** TASK INPUTS follows **
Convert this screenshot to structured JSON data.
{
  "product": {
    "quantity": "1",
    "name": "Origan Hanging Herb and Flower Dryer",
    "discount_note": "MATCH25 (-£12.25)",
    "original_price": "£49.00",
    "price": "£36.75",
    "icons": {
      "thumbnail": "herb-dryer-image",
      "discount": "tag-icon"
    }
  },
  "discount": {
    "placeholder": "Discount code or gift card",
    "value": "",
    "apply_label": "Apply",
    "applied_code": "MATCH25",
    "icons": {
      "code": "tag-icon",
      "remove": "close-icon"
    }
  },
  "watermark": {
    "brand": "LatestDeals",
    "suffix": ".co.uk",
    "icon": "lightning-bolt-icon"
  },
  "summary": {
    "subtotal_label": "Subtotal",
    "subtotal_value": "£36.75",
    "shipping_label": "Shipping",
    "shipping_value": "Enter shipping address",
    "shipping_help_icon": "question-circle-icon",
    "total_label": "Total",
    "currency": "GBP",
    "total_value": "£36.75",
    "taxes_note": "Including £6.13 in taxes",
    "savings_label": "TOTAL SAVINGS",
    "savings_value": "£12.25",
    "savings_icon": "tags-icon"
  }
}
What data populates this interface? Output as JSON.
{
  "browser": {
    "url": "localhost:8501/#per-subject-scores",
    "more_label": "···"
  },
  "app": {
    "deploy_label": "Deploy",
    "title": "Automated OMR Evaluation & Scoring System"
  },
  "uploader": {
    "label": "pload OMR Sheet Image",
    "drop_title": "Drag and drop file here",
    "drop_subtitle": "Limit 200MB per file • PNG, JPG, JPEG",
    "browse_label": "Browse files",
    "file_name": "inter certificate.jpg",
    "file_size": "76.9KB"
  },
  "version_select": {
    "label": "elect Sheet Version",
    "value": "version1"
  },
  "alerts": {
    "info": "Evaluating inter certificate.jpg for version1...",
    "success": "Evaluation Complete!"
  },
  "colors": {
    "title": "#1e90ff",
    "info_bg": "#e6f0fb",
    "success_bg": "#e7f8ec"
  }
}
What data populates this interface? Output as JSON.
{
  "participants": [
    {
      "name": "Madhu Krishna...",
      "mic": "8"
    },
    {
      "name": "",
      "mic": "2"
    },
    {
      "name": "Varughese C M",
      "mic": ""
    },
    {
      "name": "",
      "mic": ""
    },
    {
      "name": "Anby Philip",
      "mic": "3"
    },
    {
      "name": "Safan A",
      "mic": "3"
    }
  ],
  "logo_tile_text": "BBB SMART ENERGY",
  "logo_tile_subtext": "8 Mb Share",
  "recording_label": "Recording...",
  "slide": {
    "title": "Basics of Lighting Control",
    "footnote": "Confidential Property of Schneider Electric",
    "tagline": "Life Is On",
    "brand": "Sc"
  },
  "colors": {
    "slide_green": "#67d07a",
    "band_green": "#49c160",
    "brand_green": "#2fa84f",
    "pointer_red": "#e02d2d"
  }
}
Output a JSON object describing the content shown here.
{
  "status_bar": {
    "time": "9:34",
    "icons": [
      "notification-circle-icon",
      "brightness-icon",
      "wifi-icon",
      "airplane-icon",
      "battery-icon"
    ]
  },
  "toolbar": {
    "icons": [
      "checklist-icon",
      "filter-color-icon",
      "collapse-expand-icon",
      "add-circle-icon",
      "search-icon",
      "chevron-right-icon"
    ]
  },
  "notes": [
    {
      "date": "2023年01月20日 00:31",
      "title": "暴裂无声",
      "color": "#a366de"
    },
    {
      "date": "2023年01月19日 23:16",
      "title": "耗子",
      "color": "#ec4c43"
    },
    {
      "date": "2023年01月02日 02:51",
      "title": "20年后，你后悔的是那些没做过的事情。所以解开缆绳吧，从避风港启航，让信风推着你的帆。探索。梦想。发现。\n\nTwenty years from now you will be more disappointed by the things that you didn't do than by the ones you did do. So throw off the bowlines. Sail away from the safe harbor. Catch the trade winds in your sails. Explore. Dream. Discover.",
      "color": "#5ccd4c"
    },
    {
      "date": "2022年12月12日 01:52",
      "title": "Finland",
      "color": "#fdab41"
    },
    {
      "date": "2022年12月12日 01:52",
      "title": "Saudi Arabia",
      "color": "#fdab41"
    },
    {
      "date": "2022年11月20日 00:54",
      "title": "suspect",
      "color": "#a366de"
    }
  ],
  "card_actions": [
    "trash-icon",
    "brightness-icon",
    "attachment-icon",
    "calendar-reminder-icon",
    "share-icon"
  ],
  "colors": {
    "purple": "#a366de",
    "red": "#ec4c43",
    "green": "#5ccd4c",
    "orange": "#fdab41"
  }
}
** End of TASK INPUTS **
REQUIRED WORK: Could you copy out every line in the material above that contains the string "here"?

RESULT OF THIS TASK:
    "drop_title": "Drag and drop file here",
Output a JSON object describing the content shown here.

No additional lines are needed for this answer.